:: Assigned task ::
Write out the entries once more, exactly as they appear.

:: Data records ::
= = = = = = =
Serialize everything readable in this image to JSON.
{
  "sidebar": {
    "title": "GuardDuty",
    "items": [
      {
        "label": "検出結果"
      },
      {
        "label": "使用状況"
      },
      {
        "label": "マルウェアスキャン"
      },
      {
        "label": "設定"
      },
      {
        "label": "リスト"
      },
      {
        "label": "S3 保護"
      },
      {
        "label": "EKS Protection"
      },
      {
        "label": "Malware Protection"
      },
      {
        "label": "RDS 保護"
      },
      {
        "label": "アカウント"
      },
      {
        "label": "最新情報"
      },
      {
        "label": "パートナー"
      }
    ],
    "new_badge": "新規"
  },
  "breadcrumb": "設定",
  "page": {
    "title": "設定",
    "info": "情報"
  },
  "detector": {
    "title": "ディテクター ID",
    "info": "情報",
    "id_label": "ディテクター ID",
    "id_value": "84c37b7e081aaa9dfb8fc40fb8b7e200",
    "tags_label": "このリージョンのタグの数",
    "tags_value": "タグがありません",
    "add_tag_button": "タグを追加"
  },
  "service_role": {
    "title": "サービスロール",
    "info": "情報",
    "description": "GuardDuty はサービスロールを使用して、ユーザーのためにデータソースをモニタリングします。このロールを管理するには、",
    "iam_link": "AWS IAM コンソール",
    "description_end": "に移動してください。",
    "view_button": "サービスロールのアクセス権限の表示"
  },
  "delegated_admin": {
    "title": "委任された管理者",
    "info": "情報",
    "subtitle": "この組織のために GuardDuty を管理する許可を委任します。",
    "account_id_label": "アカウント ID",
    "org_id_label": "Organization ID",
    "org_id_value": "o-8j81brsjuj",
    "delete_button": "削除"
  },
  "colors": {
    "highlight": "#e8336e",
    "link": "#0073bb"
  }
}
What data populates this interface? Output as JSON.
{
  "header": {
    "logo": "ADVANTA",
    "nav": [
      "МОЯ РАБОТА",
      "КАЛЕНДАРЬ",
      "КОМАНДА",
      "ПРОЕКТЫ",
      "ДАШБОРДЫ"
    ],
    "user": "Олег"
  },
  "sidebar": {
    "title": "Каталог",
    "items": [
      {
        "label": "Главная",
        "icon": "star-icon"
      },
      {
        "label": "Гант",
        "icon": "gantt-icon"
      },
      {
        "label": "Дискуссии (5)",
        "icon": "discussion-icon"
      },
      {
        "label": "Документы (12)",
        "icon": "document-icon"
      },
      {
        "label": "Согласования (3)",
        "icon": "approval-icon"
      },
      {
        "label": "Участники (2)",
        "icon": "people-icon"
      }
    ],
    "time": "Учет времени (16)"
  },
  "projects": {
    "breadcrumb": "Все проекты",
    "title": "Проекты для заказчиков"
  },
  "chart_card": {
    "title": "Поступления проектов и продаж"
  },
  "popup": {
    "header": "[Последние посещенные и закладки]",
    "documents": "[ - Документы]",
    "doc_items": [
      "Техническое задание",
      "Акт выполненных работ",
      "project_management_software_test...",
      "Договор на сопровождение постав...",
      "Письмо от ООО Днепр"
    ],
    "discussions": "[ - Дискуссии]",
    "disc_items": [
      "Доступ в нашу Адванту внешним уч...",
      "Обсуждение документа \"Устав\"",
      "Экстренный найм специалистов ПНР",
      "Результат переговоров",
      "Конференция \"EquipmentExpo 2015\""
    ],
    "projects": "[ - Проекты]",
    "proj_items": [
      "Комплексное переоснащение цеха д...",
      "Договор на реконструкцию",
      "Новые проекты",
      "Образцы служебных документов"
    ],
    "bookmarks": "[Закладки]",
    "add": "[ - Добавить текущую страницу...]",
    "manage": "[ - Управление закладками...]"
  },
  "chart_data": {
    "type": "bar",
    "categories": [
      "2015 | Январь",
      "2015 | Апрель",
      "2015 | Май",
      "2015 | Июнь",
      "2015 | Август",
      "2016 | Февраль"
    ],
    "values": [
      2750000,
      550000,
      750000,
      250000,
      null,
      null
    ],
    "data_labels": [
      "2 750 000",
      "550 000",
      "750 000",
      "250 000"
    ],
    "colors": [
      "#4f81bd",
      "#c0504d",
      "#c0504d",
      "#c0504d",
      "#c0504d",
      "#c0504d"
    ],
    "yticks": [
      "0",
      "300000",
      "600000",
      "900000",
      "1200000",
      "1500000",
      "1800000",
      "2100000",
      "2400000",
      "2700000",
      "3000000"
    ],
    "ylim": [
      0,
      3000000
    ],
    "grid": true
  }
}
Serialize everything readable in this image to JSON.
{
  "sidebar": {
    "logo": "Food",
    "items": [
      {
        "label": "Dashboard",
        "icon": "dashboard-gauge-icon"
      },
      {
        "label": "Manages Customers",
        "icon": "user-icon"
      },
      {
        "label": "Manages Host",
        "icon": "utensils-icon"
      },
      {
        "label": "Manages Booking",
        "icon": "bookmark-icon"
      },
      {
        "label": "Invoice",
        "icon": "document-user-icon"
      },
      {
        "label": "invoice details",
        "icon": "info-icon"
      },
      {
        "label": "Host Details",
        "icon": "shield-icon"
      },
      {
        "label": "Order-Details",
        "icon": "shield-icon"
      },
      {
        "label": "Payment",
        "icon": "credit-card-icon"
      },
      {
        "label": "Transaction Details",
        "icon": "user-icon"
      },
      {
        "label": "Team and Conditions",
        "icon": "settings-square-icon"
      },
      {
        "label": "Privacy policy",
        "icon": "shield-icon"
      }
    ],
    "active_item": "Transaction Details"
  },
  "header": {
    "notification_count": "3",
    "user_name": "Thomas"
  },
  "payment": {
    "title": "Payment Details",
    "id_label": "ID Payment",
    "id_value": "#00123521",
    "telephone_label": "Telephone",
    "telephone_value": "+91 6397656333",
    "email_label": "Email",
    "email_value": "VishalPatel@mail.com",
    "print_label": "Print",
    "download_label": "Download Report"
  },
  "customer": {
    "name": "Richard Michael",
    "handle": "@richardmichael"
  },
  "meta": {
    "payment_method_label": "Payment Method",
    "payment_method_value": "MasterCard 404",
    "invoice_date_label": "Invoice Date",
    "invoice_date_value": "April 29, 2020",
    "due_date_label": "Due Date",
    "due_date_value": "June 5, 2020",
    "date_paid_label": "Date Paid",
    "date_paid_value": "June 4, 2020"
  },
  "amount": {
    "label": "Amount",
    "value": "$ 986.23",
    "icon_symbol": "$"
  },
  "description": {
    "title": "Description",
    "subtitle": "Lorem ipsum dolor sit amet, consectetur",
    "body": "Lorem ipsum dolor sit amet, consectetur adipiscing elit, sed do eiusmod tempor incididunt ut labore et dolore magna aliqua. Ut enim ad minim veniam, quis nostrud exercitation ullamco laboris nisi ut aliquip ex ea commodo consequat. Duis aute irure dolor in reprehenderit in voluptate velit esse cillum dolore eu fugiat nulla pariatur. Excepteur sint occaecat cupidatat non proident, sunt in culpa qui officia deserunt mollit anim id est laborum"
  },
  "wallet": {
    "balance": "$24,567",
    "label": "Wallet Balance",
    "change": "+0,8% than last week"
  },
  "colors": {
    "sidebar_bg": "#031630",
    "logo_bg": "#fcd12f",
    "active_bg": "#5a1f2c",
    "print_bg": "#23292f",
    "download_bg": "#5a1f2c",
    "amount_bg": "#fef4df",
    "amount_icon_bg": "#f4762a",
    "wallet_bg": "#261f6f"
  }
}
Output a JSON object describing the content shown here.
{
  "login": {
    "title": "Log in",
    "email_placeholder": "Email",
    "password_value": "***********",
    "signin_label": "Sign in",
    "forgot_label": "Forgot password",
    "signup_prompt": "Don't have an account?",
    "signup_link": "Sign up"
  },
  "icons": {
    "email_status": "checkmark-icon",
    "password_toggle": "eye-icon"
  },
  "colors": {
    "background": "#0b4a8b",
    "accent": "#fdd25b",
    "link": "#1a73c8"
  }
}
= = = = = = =
:: Output for this exercise ::
Serialize everything readable in this image to JSON.
{
  "sidebar": {
    "title": "GuardDuty",
    "items": [
      {
        "label": "検出結果"
      },
      {
        "label": "使用状況"
      },
      {
        "label": "マルウェアスキャン"
      },
      {
        "label": "設定"
      },
      {
        "label": "リスト"
      },
      {
        "label": "S3 保護"
      },
      {
        "label": "EKS Protection"
      },
      {
        "label": "Malware Protection"
      },
      {
        "label": "RDS 保護"
      },
      {
        "label": "アカウント"
      },
      {
        "label": "最新情報"
      },
      {
        "label": "パートナー"
      }
    ],
    "new_badge": "新規"
  },
  "breadcrumb": "設定",
  "page": {
    "title": "設定",
    "info": "情報"
  },
  "detector": {
    "title": "ディテクター ID",
    "info": "情報",
    "id_label": "ディテクター ID",
    "id_value": "84c37b7e081aaa9dfb8fc40fb8b7e200",
    "tags_label": "このリージョンのタグの数",
    "tags_value": "タグがありません",
    "add_tag_button": "タグを追加"
  },
  "service_role": {
    "title": "サービスロール",
    "info": "情報",
    "description": "GuardDuty はサービスロールを使用して、ユーザーのためにデータソースをモニタリングします。このロールを管理するには、",
    "iam_link": "AWS IAM コンソール",
    "description_end": "に移動してください。",
    "view_button": "サービスロールのアクセス権限の表示"
  },
  "delegated_admin": {
    "title": "委任された管理者",
    "info": "情報",
    "subtitle": "この組織のために GuardDuty を管理する許可を委任します。",
    "account_id_label": "アカウント ID",
    "org_id_label": "Organization ID",
    "org_id_value": "o-8j81brsjuj",
    "delete_button": "削除"
  },
  "colors": {
    "highlight": "#e8336e",
    "link": "#0073bb"
  }
}
What data populates this interface? Output as JSON.
{
  "header": {
    "logo": "ADVANTA",
    "nav": [
      "МОЯ РАБОТА",
      "КАЛЕНДАРЬ",
      "КОМАНДА",
      "ПРОЕКТЫ",
      "ДАШБОРДЫ"
    ],
    "user": "Олег"
  },
  "sidebar": {
    "title": "Каталог",
    "items": [
      {
        "label": "Главная",
        "icon": "star-icon"
      },
      {
        "label": "Гант",
        "icon": "gantt-icon"
      },
      {
        "label": "Дискуссии (5)",
        "icon": "discussion-icon"
      },
      {
        "label": "Документы (12)",
        "icon": "document-icon"
      },
      {
        "label": "Согласования (3)",
        "icon": "approval-icon"
      },
      {
        "label": "Участники (2)",
        "icon": "people-icon"
      }
    ],
    "time": "Учет времени (16)"
  },
  "projects": {
    "breadcrumb": "Все проекты",
    "title": "Проекты для заказчиков"
  },
  "chart_card": {
    "title": "Поступления проектов и продаж"
  },
  "popup": {
    "header": "[Последние посещенные и закладки]",
    "documents": "[ - Документы]",
    "doc_items": [
      "Техническое задание",
      "Акт выполненных работ",
      "project_management_software_test...",
      "Договор на сопровождение постав...",
      "Письмо от ООО Днепр"
    ],
    "discussions": "[ - Дискуссии]",
    "disc_items": [
      "Доступ в нашу Адванту внешним уч...",
      "Обсуждение документа \"Устав\"",
      "Экстренный найм специалистов ПНР",
      "Результат переговоров",
      "Конференция \"EquipmentExpo 2015\""
    ],
    "projects": "[ - Проекты]",
    "proj_items": [
      "Комплексное переоснащение цеха д...",
      "Договор на реконструкцию",
      "Новые проекты",
      "Образцы служебных документов"
    ],
    "bookmarks": "[Закладки]",
    "add": "[ - Добавить текущую страницу...]",
    "manage": "[ - Управление закладками...]"
  },
  "chart_data": {
    "type": "bar",
    "categories": [
      "2015 | Январь",
      "2015 | Апрель",
      "2015 | Май",
      "2015 | Июнь",
      "2015 | Август",
      "2016 | Февраль"
    ],
    "values": [
      2750000,
      550000,
      750000,
      250000,
      null,
      null
    ],
    "data_labels": [
      "2 750 000",
      "550 000",
      "750 000",
      "250 000"
    ],
    "colors": [
      "#4f81bd",
      "#c0504d",
      "#c0504d",
      "#c0504d",
      "#c0504d",
      "#c0504d"
    ],
    "yticks": [
      "0",
      "300000",
      "600000",
      "900000",
      "1200000",
      "1500000",
      "1800000",
      "2100000",
      "2400000",
      "2700000",
      "3000000"
    ],
    "ylim": [
      0,
      3000000
    ],
    "grid": true
  }
}
Serialize everything readable in this image to JSON.
{
  "sidebar": {
    "logo": "Food",
    "items": [
      {
        "label": "Dashboard",
        "icon": "dashboard-gauge-icon"
      },
      {
        "label": "Manages Customers",
        "icon": "user-icon"
      },
      {
        "label": "Manages Host",
        "icon": "utensils-icon"
      },
      {
        "label": "Manages Booking",
        "icon": "bookmark-icon"
      },
      {
        "label": "Invoice",
        "icon": "document-user-icon"
      },
      {
        "label": "invoice details",
        "icon": "info-icon"
      },
      {
        "label": "Host Details",
        "icon": "shield-icon"
      },
      {
        "label": "Order-Details",
        "icon": "shield-icon"
      },
      {
        "label": "Payment",
        "icon": "credit-card-icon"
      },
      {
        "label": "Transaction Details",
        "icon": "user-icon"
      },
      {
        "label": "Team and Conditions",
        "icon": "settings-square-icon"
      },
      {
        "label": "Privacy policy",
        "icon": "shield-icon"
      }
    ],
    "active_item": "Transaction Details"
  },
  "header": {
    "notification_count": "3",
    "user_name": "Thomas"
  },
  "payment": {
    "title": "Payment Details",
    "id_label": "ID Payment",
    "id_value": "#00123521",
    "telephone_label": "Telephone",
    "telephone_value": "+91 6397656333",
    "email_label": "Email",
    "email_value": "VishalPatel@mail.com",
    "print_label": "Print",
    "download_label": "Download Report"
  },
  "customer": {
    "name": "Richard Michael",
    "handle": "@richardmichael"
  },
  "meta": {
    "payment_method_label": "Payment Method",
    "payment_method_value": "MasterCard 404",
    "invoice_date_label": "Invoice Date",
    "invoice_date_value": "April 29, 2020",
    "due_date_label": "Due Date",
    "due_date_value": "June 5, 2020",
    "date_paid_label": "Date Paid",
    "date_paid_value": "June 4, 2020"
  },
  "amount": {
    "label": "Amount",
    "value": "$ 986.23",
    "icon_symbol": "$"
  },
  "description": {
    "title": "Description",
    "subtitle": "Lorem ipsum dolor sit amet, consectetur",
    "body": "Lorem ipsum dolor sit amet, consectetur adipiscing elit, sed do eiusmod tempor incididunt ut labore et dolore magna aliqua. Ut enim ad minim veniam, quis nostrud exercitation ullamco laboris nisi ut aliquip ex ea commodo consequat. Duis aute irure dolor in reprehenderit in voluptate velit esse cillum dolore eu fugiat nulla pariatur. Excepteur sint occaecat cupidatat non proident, sunt in culpa qui officia deserunt mollit anim id est laborum"
  },
  "wallet": {
    "balance": "$24,567",
    "label": "Wallet Balance",
    "change": "+0,8% than last week"
  },
  "colors": {
    "sidebar_bg": "#031630",
    "logo_bg": "#fcd12f",
    "active_bg": "#5a1f2c",
    "print_bg": "#23292f",
    "download_bg": "#5a1f2c",
    "amount_bg": "#fef4df",
    "amount_icon_bg": "#f4762a",
    "wallet_bg": "#261f6f"
  }
}
Output a JSON object describing the content shown here.
{
  "login": {
    "title": "Log in",
    "email_placeholder": "Email",
    "password_value": "***********",
    "signin_label": "Sign in",
    "forgot_label": "Forgot password",
    "signup_prompt": "Don't have an account?",
    "signup_link": "Sign up"
  },
  "icons": {
    "email_status": "checkmark-icon",
    "password_toggle": "eye-icon"
  },
  "colors": {
    "background": "#0b4a8b",
    "accent": "#fdd25b",
    "link": "#1a73c8"
  }
}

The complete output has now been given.